We asked Lee Breckenridge, professor of law and an environmental law expert, to explain why this is a landmark ruling and what it means for climate change efforts moving forward.

What is your reaction to the Supreme Judicial Court’s ruling?

This is an important and influential ruling. The litigation is one of several cases around the country brought by individual young people, in coordination with environmental advocacy groups, asking courts to use their judicial powers to tackle problems of climate change. The court’s decision confirms that our state agencies have a mandatory duty, created by the legislature, to roll back the state’s greenhouse gas emissions in a systematic way through regulations.

State officials argued that the court should defer to the expertise of environmental administrative agencies, and that the relevant section of the Global Warming Solutions Act expressed aspirational targets, not a requirement for binding limits. It is not unusual for state environmental agencies to experience difficulties and delays, and even to express reluctance when considering pollution control directives from the legislature. Translating a general legislative goal into binding requirements that affect individual polluters and industries is probably the hardest step in implementing any pollution control program.

This is why environmental progress in this country so often depends on the ability of citizen groups to bring suit against their own government, and on the willingness of courts to confirm the environmental duties of government officials. The recent Global Warming Solutions Act case is a classic example of that dynamic. The SJC’s decision was an essential step in making sure that the legislative goals will get carried out.

In what ways can Massachusetts do better and do you think it will meet the 2020 deadline?

The Massachusetts Department of Environmental Protection has pledged to carry out the requirements of the statute by setting binding limits for greenhouse gas emissions through regulations. The Massachusetts attorney general has endorsed this important work.

Because of these commitments, I am very hopeful that Massachusetts will get on track to achieve the statutory goals. But this will require a lot of hard work by environmental staff and a continued governmental willingness to make some hard regulatory choices. The legislature and the governor will need to make sure that the Department of Environmental Protection has the resources, staff, and support that it needs to accomplish these goals.

How has environmental law changed as efforts grow to reduce the impact of global warming and climate change?

Perhaps the most conspicuous change—and at the same time, one of the most difficult challenges—has been the crucial effort to coordinate energy law, utilities regulation, land use zoning, transportation planning, and environmental protection.

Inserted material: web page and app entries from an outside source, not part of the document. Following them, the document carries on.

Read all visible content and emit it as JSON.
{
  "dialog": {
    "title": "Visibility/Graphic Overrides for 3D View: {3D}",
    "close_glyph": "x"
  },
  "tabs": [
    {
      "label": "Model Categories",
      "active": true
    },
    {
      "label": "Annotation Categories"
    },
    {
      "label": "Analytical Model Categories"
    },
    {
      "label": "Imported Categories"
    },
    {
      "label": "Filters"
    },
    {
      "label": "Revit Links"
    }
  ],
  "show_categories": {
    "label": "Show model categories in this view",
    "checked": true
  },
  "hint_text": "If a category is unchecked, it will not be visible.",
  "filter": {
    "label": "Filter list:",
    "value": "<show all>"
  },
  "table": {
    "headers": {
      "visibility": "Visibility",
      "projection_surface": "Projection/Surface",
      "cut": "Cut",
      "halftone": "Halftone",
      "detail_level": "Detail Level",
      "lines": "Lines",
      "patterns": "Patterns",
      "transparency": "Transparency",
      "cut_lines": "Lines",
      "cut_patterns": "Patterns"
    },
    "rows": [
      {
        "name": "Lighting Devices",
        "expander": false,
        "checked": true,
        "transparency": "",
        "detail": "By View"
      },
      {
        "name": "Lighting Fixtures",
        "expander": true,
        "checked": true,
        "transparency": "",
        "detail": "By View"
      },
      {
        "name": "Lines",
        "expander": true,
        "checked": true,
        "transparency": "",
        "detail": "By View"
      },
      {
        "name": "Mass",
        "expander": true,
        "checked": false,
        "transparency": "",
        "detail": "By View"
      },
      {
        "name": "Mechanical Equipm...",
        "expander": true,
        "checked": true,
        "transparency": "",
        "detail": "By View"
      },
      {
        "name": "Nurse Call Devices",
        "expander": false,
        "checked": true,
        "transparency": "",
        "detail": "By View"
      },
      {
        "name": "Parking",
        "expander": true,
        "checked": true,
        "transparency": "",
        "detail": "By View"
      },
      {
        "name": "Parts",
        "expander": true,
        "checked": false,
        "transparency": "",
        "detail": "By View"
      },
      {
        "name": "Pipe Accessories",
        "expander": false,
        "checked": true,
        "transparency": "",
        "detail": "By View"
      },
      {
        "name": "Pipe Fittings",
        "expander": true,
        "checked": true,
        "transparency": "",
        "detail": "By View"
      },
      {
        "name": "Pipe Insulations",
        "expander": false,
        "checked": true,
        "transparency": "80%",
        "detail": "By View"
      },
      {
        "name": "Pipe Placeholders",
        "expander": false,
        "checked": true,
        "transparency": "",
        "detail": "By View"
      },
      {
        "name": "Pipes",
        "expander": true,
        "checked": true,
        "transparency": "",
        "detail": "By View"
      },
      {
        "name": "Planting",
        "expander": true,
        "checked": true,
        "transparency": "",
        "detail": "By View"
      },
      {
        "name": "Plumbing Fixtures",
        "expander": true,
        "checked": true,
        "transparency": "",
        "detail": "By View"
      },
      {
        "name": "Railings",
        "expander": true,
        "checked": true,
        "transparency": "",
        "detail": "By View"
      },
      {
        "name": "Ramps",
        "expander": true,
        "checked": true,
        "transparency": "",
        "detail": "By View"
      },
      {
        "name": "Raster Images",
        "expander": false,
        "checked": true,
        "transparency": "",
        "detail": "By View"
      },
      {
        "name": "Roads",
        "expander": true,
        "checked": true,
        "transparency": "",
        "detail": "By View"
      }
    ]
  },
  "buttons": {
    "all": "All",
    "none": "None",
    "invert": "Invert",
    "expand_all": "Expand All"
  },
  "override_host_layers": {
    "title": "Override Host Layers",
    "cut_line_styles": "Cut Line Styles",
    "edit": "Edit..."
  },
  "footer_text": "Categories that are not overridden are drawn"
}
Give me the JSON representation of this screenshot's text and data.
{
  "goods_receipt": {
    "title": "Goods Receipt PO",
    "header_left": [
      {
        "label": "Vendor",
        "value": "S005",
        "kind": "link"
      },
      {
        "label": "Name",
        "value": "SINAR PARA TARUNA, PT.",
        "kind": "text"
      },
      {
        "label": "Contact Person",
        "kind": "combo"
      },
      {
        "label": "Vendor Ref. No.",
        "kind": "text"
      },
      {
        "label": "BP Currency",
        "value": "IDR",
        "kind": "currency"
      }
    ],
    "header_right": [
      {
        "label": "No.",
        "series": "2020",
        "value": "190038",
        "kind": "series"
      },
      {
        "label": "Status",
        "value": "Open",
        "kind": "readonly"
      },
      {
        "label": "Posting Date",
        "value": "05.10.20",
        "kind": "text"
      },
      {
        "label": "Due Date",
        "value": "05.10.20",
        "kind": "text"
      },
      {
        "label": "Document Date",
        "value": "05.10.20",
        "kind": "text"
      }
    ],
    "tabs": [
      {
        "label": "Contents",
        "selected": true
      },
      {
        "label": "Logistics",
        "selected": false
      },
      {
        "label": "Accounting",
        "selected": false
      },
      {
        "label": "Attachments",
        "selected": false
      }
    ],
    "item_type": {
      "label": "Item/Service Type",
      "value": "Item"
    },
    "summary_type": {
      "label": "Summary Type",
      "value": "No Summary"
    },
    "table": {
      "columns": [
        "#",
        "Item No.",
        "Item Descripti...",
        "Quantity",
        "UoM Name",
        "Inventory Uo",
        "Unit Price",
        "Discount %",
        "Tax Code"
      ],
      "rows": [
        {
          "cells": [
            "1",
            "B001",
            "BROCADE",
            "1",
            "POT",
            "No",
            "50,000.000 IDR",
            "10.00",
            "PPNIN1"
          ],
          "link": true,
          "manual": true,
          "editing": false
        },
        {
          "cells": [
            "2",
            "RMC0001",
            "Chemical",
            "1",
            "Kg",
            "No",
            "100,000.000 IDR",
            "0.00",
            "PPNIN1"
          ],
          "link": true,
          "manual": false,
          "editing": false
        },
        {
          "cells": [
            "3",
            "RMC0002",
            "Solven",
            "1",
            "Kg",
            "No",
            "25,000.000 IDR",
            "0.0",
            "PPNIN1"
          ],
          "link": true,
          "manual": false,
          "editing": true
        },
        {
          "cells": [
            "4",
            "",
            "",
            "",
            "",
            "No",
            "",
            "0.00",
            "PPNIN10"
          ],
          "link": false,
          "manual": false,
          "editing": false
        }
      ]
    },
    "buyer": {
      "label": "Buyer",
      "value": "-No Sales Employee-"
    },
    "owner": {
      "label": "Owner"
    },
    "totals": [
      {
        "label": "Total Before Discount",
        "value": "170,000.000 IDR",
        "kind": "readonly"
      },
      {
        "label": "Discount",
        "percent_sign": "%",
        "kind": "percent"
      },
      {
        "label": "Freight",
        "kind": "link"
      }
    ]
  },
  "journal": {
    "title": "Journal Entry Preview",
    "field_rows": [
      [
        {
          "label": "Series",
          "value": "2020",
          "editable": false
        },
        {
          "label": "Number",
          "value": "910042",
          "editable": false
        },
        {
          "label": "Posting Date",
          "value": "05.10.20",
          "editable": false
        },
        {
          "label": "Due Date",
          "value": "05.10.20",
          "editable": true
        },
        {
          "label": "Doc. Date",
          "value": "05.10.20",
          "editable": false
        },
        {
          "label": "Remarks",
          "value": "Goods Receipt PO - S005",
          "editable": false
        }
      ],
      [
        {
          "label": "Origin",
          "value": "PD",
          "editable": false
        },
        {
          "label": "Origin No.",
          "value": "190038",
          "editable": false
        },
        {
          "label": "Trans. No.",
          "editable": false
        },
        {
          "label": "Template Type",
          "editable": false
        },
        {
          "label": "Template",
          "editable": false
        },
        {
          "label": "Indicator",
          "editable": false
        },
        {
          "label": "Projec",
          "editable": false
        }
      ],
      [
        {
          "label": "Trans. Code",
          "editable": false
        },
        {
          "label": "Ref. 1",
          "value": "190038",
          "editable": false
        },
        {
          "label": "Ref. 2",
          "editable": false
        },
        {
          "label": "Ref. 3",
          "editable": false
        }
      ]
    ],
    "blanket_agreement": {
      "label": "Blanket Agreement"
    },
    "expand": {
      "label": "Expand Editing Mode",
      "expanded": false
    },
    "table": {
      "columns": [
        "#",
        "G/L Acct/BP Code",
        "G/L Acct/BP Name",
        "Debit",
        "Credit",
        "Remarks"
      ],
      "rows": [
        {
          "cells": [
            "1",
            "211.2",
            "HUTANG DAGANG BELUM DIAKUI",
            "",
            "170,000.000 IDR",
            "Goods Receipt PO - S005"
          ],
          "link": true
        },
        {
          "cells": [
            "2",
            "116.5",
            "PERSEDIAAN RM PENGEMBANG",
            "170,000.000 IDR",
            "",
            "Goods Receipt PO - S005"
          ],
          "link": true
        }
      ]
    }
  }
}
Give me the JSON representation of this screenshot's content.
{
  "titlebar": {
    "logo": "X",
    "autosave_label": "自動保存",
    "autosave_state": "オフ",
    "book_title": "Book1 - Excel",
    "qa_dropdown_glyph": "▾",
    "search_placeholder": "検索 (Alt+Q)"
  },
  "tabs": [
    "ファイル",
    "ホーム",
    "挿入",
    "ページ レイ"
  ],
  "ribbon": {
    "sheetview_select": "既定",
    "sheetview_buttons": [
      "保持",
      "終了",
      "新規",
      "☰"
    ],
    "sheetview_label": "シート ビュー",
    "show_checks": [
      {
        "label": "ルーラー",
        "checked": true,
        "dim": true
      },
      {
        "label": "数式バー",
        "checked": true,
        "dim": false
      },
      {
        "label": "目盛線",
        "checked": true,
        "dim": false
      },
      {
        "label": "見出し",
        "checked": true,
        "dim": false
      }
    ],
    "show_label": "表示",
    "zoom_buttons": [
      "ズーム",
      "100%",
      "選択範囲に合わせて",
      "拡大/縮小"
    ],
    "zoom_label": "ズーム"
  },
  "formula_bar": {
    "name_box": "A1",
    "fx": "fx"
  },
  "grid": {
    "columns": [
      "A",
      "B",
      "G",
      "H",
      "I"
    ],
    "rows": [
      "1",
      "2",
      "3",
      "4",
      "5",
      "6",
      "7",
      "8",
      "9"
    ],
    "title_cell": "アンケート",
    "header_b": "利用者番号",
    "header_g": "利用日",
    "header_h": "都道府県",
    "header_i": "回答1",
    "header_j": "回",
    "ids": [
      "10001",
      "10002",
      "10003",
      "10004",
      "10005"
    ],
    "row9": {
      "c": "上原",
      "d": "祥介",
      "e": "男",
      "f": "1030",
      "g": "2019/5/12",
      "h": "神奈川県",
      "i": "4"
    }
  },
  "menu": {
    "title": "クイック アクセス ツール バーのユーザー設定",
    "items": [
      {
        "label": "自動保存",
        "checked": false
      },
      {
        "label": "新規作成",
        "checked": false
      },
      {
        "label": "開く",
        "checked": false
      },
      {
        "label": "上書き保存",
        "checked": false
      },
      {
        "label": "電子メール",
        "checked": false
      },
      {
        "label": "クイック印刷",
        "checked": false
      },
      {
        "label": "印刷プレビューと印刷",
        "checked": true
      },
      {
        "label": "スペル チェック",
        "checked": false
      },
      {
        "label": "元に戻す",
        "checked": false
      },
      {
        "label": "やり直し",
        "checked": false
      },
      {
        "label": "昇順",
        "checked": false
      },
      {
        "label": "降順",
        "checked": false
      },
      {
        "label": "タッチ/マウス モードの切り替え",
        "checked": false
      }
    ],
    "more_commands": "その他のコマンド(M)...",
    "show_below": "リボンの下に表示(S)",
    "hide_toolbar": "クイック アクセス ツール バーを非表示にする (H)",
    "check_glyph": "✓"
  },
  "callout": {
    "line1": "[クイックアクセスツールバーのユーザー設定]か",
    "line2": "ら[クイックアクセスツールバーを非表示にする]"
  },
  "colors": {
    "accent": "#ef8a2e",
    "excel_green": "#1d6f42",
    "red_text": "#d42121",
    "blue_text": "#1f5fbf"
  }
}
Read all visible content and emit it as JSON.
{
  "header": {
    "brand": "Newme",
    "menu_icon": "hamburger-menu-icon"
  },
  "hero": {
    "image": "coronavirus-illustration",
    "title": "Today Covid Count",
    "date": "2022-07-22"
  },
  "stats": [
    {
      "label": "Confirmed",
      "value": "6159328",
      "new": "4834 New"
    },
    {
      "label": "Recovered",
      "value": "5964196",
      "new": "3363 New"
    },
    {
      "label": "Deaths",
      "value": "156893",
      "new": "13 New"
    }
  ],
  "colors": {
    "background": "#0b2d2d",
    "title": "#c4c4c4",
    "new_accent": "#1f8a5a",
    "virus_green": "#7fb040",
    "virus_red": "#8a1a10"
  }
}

These are areas that have been separately regulated through different statutes, agencies, and levels of government. Dealing with climate change requires bringing all of these actors together in making decisions that range from siting new power plants to changing the construction standards for new houses.